Epic Poems from Ireland

I'm a little more than half way through "How the Irish Saved Civilization" by Thomas Cahill. It's a very interesting book covering history, literature, mythology, religion, anthropology, etc. etc.
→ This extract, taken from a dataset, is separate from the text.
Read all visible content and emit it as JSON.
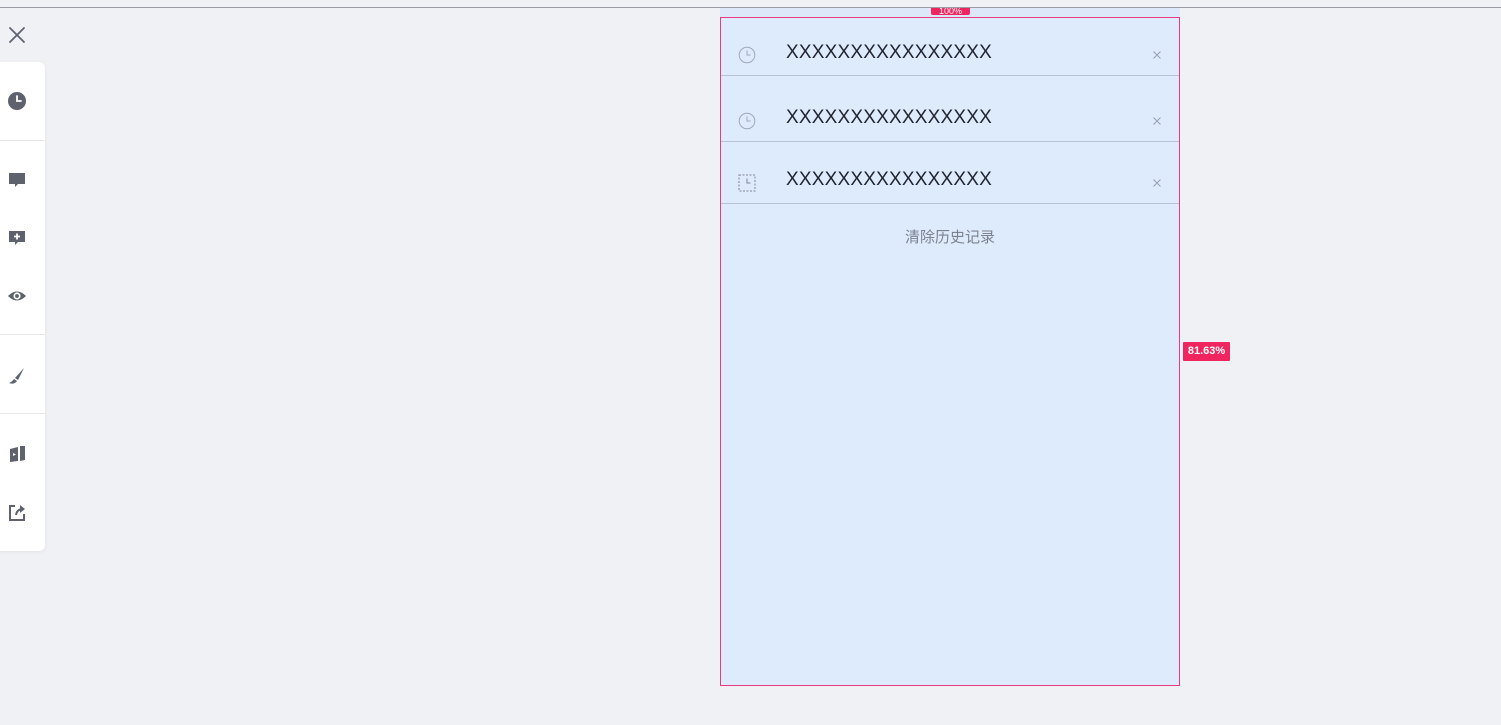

Included in one chapter are excerpts from the Irish epic poem Táin Bó Cúailnge and another poem "The Lament for Art O'Leary" (Caoineadh Airt Uí Laoghaire), which, as Cahill says, is "one of the last great poems to be written in the Irish language" from 1773 by Dark Eileen O'Connell.

part of Derdriu's lament for Noisiu from the Tain

Sweet in your sight the fiery stride
of raiding men returned to Emain.
More nobly strode the three proud
sons of Uisliu toward their home:

Noisiu bearing the best mead
--I would wash him by the fire--
Ardan, with a stag or boar,
Anle, shouldering his load.

The son of Nes, battle-proud,
drinks,  you say, the choicest mead.
Choicer still--a brimming sea--
I have taken frequently.

Modest Noisu woud prepare
a cokking-pit in the forest floor.
Sweeter then than any meat
the son of Uisliu's, honey sweet.

Though for you the times are sweet
with pipers and with trumpeters,
I swear today I can't forget
that I have known far sweeter airs.

. . .

Noisiu: his grave-mound is made
and mournfully accompanied.
The highest hero--and I poured
the deadly drink when he died.

His cropped gold fleece I loved,
and fine form--a tall tree.
Alas, I needn't watch today,
nor wait for the son of Uisliu.

I loved the modest, mighty warrior,
loved his fitting firm desire,
loved him at daybreak as he dressed
by the margin of the forest.

Those blue eyes that melted women,
and menaced enemies, I loved:
then, with our forest journey done,
his chanting through the dark woods.

I don't sleep now,
nor redden my fingernails.
What have I to do with welcomes?
The son of Indel will not come.

excerpts from "The Lament of Art O'Leary"

My love and my delight,
the day I saw you first
Beside the markethouse
I had eyes for nothing else
And love for none but you.

. . .

You gave me everything.
There were larlours whitened for me
Bedroom painted for me
Ovens reddened for me,
Loaves baked for me,
Joints spitted for me,
Beds made for me
To take my ease in flock
Until the milking time
And later if I pleased.

. . .

My love and my fortune
'Tis an evil portion
To lay for a giant--
A shroud and a coffin--
For a big-hearted hero
Who fished in the hill-streams
And deink in bright halls
With white breasted women.

. . .

My rider of the bright eyes,
What happened you yesterday?
I thought you in my heart,
When I bought you your fine clothes,
A man the world could not slay.

'Tis known to Jesus Christ
Nor cap upon my head,
Nor shift upon my back,
Nor shoe